Material provided Block Start
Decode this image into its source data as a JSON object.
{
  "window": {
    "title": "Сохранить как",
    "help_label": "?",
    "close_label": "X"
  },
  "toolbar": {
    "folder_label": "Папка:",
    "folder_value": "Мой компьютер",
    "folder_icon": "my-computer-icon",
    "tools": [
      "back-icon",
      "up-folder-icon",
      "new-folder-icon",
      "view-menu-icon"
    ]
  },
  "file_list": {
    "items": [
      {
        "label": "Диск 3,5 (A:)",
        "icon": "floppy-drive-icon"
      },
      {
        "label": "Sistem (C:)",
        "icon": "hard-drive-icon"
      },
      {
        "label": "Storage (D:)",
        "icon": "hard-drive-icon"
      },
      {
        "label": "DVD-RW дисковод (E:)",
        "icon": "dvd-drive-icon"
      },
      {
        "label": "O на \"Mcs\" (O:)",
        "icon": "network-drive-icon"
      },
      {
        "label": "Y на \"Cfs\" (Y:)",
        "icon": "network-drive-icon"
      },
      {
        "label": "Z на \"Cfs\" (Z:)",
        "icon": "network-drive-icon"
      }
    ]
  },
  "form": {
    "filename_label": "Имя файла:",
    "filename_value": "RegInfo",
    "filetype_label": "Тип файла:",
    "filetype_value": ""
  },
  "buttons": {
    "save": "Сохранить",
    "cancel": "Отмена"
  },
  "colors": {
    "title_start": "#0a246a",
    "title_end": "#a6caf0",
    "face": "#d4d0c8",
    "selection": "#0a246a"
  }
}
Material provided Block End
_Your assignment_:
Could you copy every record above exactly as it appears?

_Exercise result_:
Decode this image into its source data as a JSON object.
{
  "window": {
    "title": "Сохранить как",
    "help_label": "?",
    "close_label": "X"
  },
  "toolbar": {
    "folder_label": "Папка:",
    "folder_value": "Мой компьютер",
    "folder_icon": "my-computer-icon",
    "tools": [
      "back-icon",
      "up-folder-icon",
      "new-folder-icon",
      "view-menu-icon"
    ]
  },
  "file_list": {
    "items": [
      {
        "label": "Диск 3,5 (A:)",
        "icon": "floppy-drive-icon"
      },
      {
        "label": "Sistem (C:)",
        "icon": "hard-drive-icon"
      },
      {
        "label": "Storage (D:)",
        "icon": "hard-drive-icon"
      },
      {
        "label": "DVD-RW дисковод (E:)",
        "icon": "dvd-drive-icon"
      },
      {
        "label": "O на \"Mcs\" (O:)",
        "icon": "network-drive-icon"
      },
      {
        "label": "Y на \"Cfs\" (Y:)",
        "icon": "network-drive-icon"
      },
      {
        "label": "Z на \"Cfs\" (Z:)",
        "icon": "network-drive-icon"
      }
    ]
  },
  "form": {
    "filename_label": "Имя файла:",
    "filename_value": "RegInfo",
    "filetype_label": "Тип файла:",
    "filetype_value": ""
  },
  "buttons": {
    "save": "Сохранить",
    "cancel": "Отмена"
  },
  "colors": {
    "title_start": "#0a246a",
    "title_end": "#a6caf0",
    "face": "#d4d0c8",
    "selection": "#0a246a"
  }
}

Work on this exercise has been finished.